(Data records for software interfaces)
*** Block opens ***
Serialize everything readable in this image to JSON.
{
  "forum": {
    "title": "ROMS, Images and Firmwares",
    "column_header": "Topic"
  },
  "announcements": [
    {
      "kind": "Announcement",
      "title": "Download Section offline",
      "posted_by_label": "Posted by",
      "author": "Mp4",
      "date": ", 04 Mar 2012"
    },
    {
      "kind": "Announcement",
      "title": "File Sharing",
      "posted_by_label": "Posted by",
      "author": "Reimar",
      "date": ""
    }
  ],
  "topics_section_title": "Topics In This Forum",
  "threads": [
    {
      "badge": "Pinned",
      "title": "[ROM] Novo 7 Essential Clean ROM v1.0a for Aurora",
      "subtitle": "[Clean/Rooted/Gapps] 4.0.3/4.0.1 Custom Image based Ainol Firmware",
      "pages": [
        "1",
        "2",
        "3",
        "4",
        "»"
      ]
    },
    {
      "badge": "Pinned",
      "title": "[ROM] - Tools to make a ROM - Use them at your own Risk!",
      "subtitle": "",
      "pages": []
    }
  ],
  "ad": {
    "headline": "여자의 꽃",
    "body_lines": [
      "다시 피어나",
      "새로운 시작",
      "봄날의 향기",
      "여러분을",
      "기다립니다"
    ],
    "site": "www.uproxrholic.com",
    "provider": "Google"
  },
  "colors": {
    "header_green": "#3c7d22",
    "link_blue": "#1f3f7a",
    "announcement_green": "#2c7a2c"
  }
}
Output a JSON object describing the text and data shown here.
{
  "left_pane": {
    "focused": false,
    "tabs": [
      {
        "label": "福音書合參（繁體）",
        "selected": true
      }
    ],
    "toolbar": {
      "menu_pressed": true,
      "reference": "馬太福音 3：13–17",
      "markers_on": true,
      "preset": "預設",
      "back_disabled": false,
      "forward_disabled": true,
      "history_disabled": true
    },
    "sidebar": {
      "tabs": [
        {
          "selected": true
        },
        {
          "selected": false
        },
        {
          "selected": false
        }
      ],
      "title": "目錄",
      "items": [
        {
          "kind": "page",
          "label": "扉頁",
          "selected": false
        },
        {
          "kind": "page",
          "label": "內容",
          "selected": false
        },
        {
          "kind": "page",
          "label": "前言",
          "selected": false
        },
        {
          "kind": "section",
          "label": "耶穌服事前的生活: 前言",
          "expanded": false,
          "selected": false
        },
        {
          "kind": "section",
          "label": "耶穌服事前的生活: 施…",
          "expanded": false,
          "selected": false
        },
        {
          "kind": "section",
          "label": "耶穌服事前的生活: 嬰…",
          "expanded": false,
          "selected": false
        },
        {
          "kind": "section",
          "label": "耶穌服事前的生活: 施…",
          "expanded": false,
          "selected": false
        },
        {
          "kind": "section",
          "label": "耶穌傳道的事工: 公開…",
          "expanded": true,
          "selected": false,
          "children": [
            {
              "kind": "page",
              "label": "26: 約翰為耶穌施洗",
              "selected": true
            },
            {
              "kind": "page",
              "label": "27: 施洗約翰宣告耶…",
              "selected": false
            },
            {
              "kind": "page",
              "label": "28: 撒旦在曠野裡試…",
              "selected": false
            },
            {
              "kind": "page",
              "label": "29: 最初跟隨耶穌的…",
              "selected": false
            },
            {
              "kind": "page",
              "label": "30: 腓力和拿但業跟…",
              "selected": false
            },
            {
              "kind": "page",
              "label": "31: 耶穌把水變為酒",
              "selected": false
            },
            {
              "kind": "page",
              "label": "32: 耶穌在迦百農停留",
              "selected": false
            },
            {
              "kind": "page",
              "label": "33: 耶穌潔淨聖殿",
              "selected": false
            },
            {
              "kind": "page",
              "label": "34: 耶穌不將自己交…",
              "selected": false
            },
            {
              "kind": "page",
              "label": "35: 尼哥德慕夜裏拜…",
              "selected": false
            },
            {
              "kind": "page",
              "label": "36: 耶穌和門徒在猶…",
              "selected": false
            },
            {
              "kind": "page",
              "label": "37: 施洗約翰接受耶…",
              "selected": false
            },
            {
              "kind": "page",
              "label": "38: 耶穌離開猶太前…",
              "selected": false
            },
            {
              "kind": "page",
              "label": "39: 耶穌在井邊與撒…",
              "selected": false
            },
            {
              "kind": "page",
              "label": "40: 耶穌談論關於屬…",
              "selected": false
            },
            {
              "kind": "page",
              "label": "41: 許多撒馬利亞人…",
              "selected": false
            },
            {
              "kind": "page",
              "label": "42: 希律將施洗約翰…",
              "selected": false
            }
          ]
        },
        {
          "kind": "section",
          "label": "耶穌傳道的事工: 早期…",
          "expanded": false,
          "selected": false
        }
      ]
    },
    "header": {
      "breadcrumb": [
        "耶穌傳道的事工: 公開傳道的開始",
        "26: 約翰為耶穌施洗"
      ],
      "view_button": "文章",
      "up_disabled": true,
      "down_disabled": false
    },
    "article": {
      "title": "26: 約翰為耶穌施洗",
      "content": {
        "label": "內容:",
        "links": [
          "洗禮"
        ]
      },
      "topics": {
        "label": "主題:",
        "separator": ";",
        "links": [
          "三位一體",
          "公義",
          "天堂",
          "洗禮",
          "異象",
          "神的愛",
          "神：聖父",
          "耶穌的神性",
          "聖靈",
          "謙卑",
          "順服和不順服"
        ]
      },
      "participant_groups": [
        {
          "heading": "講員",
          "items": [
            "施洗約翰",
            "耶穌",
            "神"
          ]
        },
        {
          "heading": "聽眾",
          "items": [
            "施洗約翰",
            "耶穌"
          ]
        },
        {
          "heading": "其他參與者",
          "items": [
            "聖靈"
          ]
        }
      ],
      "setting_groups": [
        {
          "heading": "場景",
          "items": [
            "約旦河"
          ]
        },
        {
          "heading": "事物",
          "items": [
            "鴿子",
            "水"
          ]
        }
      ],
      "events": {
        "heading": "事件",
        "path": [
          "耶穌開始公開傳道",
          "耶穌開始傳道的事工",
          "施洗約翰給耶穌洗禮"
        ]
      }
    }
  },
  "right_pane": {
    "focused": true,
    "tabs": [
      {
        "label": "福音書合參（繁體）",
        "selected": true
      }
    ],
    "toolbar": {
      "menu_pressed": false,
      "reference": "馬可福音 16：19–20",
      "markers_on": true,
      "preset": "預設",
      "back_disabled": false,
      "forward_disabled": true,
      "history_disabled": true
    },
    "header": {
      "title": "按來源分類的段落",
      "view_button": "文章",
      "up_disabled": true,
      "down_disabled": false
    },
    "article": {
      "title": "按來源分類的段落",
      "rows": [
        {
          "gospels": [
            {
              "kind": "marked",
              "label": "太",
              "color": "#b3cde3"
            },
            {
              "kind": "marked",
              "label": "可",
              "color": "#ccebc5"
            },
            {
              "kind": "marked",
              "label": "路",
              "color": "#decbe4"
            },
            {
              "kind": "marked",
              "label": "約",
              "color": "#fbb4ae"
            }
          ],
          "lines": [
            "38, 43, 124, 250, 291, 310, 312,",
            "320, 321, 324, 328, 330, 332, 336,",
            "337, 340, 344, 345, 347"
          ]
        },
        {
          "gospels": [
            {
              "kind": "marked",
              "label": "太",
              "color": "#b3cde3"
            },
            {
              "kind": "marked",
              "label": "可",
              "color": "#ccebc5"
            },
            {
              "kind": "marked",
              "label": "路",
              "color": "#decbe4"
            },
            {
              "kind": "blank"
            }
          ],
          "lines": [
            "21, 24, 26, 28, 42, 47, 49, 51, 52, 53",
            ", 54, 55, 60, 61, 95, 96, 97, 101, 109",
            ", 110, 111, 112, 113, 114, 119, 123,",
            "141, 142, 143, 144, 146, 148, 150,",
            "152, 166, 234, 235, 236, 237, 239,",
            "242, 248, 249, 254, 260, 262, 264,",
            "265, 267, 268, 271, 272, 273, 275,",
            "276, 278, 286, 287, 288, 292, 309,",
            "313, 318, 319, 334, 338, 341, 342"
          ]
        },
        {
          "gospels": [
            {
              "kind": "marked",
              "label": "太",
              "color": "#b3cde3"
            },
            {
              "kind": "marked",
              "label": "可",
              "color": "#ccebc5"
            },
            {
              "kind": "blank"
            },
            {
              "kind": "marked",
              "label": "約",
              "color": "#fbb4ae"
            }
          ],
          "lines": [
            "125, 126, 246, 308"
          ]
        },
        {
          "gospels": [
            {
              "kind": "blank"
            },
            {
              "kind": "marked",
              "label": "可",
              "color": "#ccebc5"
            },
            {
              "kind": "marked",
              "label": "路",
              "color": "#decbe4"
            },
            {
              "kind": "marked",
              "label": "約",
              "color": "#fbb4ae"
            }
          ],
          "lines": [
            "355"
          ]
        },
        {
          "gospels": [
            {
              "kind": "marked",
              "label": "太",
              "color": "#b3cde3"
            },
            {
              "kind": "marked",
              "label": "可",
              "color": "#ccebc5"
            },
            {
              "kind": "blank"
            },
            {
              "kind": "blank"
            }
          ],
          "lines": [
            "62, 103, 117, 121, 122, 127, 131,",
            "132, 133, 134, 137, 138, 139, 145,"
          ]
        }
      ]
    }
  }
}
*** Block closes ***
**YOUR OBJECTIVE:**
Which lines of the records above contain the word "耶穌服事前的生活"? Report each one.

**WRITTEN SOLUTION:**
          "label": "耶穌服事前的生活: 前言",
          "label": "耶穌服事前的生活: 施…",
          "label": "耶穌服事前的生活: 嬰…",
          "label": "耶穌服事前的生活: 施…",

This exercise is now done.